Love of Public Service

Wheeler also works 40 hours per week shifts as a patrol ranger with a private community in the Pocono Mountains to finance her studies. She often completes her internship work from the beaches and pools of the private lake community.

“My chief, John Lamberton, has been more than understanding with my schedule, and I am so grateful for the opportunity to satisfy my love of public service through this job,” she said, having worked there last summer as well. This summer, though, is her first as a certified emergency medical technician—thanks to her experience volunteering at Emmitsburg’s Vigilant Hose Company. “I’m excited to practice my skills and serve others in this capacity, “she added.

What She Did Last Summer

Last summer, Wheeler participated in the week-long United Nations Intensive Summer Study Program where she engaged with experienced peacekeepers and distinguished ambassadors. She also wrote a piece for Mount Magazine titled “Reflections on Racial Reconciliation” about her time in February 2020 when she traveled to Charleston, South Carolina, with classmates and Associate Professor of History Timothy Fritz, Ph.D. as part of the first Parker-Dailey Seminar. Ten fellows participated in a fully-funded one-credit seminar to discuss the topic of slavery and historical memory.

The Sigma Tau Delta Honors student wrote: “It is the personal responsibility of every student at the Mount to capitalize on opportunities such as the Parker-Dailey Fellowship in order to learn more about a history of oppression made present every day by instances of racism and inequality in our community.”

Advice to Students

“I would encourage students to prepare for the future now and take advantage of every opportunity while you have the support system of the Mount,” she advised, citing a book and an argument presented in The Defining Decade: Why Your Twenties Matter and How to Make the Most of them Now by psychologist Meg Jay, Ph.D. “She debunks the popular belief that the 20s do not matter and you should do whatever you want to avoid tying yourself down too quickly to a career, relationship and family,” Wheeler said. “It probably doesn’t come as a surprise that the work and planning we are doing now as 18, 19 and 20-somethings in college matters, which is why we need to fully prepare and engage with the opportunities presented to us now.” Wheeler’s Maguire Scholarship advisor suggested the book.

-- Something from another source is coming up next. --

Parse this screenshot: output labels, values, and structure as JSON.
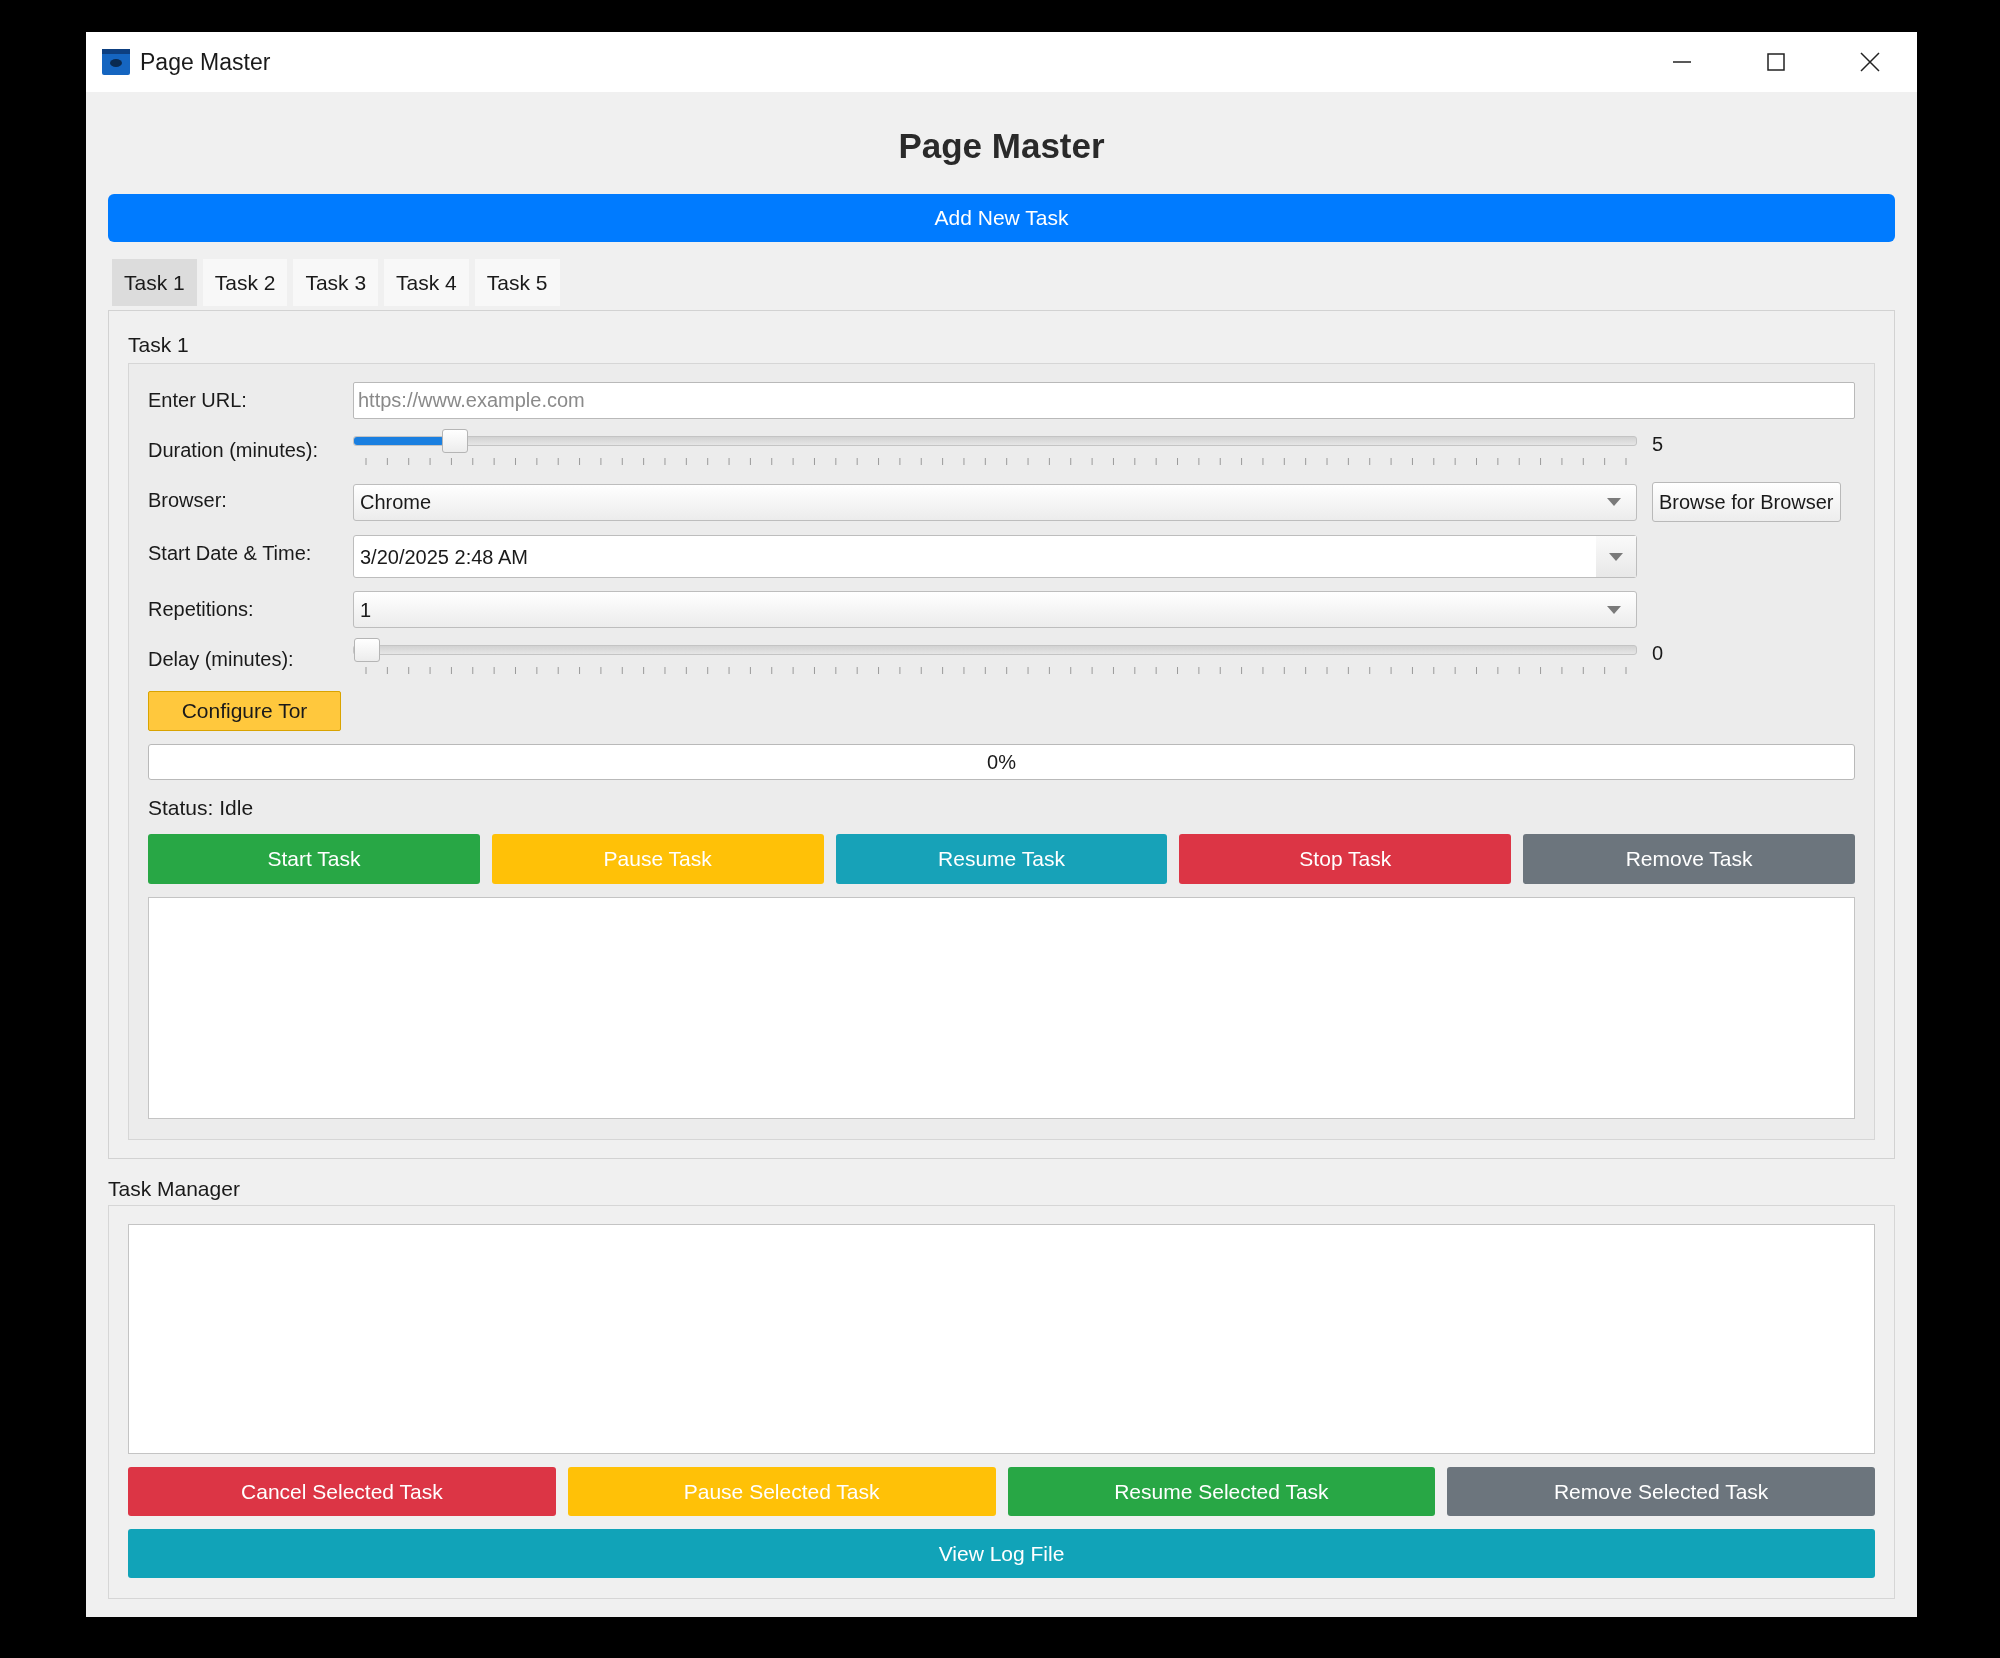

“I have not found that my work ties me down, in fact I find it fun and exciting!” she shared. “Since it is just the beginning of summer, I am still finding a balance between work and play and trying to figure out how to adjust my schedule, but I have been able to do so many fun things already while working hard.” On the weekends she spends time with family and friends hiking on the Delaware River Water Gap, kayaking, paddle boarding, dancing and running. Wheeler will celebrate her 21st birthday in August.

Nicole Patterson